Spectra taken with the Hubble Space Telescope (HST) reveal that NGC 4450 emits Balmer emission lines with displaced double peaks and extremely high velocity wings. This characteristic line profile, previously seen in a few nearby LINERs and in a small fraction of broad-line radio galaxies, can be interpreted as a kinematic signature of a relativistic accretion disk. We can reproduce the observed profile with a model for a disk with a radial range of 1000-2000 gravitational radii and inclined by 27° along the line of sight. The small-aperture HST data also allow us to detect, for the first time, the featureless continuum at optical wavelengths in NGC 4450; the nonstellar nucleus is intrinsically very faint, with MB = -11.2 mag for D = 16.8 Mpc. We have examined the multiwavelength properties of NGC 4450 collectively with those of other low-luminosity active nuclei that possess double-peaked broad lines and find a number of common features. These objects are all classified spectroscopically as "type 1" LINERs or closely related objects. The nuclear luminosities are low, both in absolute terms and relative to the Eddington rates. All of them have compact radio cores, whose strength relative to the optical nuclear emission places them in the league of radio-loud active nuclei. The broadband spectral energy distributions of these sources are most notable for their deficit of ultraviolet emission compared to those observed in luminous Seyfert 1 nuclei and quasars. The double-peaked broad-line radio galaxies Arp 102B and Pictor A have very similar attributes. We discuss how these characteristics can be understood in the context of advection-dominated accretion onto massive black holes.

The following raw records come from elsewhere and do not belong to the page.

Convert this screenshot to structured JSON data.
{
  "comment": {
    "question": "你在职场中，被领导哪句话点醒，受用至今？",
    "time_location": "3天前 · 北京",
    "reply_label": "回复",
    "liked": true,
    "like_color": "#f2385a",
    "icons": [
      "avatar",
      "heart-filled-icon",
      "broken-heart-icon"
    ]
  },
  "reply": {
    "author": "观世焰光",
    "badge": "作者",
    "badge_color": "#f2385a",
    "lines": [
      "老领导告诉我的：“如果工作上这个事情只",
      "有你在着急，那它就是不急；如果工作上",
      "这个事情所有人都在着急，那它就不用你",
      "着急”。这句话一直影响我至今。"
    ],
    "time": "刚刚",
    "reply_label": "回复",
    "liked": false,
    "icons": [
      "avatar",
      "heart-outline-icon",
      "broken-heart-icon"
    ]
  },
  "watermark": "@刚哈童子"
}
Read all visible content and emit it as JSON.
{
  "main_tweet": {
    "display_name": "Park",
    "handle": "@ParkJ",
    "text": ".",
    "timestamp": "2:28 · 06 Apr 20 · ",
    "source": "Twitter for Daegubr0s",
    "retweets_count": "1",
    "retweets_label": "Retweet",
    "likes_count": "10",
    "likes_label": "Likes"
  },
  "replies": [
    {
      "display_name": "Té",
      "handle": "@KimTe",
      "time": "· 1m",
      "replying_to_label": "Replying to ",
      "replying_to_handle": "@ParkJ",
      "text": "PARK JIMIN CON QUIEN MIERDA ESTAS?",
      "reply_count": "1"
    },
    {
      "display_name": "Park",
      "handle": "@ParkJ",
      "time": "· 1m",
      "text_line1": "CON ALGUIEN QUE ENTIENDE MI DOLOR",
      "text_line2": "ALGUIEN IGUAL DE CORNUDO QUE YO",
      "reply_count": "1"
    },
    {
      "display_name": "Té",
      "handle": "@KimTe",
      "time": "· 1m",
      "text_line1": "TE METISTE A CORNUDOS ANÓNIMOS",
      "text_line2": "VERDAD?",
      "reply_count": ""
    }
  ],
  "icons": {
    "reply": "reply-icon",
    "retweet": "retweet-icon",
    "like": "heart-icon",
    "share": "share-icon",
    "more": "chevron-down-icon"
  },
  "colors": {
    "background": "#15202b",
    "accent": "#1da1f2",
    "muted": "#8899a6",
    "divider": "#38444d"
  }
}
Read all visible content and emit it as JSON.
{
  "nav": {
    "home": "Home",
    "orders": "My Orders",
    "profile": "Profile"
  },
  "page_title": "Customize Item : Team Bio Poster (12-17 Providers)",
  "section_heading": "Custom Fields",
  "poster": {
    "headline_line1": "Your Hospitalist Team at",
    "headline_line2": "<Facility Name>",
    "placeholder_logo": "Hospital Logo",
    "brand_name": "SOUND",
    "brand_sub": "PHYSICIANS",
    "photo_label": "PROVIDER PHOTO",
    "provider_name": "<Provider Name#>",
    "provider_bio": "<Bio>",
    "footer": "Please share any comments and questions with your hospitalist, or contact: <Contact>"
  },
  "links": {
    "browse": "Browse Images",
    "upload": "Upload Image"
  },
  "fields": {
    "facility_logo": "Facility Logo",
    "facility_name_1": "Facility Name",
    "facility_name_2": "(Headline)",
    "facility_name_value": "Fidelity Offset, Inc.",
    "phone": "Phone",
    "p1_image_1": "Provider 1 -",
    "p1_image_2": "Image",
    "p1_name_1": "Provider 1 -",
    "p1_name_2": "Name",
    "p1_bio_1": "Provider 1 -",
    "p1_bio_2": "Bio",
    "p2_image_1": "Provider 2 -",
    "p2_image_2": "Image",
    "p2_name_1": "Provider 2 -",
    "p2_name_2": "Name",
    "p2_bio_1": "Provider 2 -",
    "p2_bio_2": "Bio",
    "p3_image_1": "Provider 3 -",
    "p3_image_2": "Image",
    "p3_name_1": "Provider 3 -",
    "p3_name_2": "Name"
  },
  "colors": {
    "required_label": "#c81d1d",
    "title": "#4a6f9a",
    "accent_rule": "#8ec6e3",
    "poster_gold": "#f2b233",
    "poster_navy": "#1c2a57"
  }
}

All Science Journal Classification (ASJC) codes
- Astronomy and Astrophysics
- Space and Planetary Science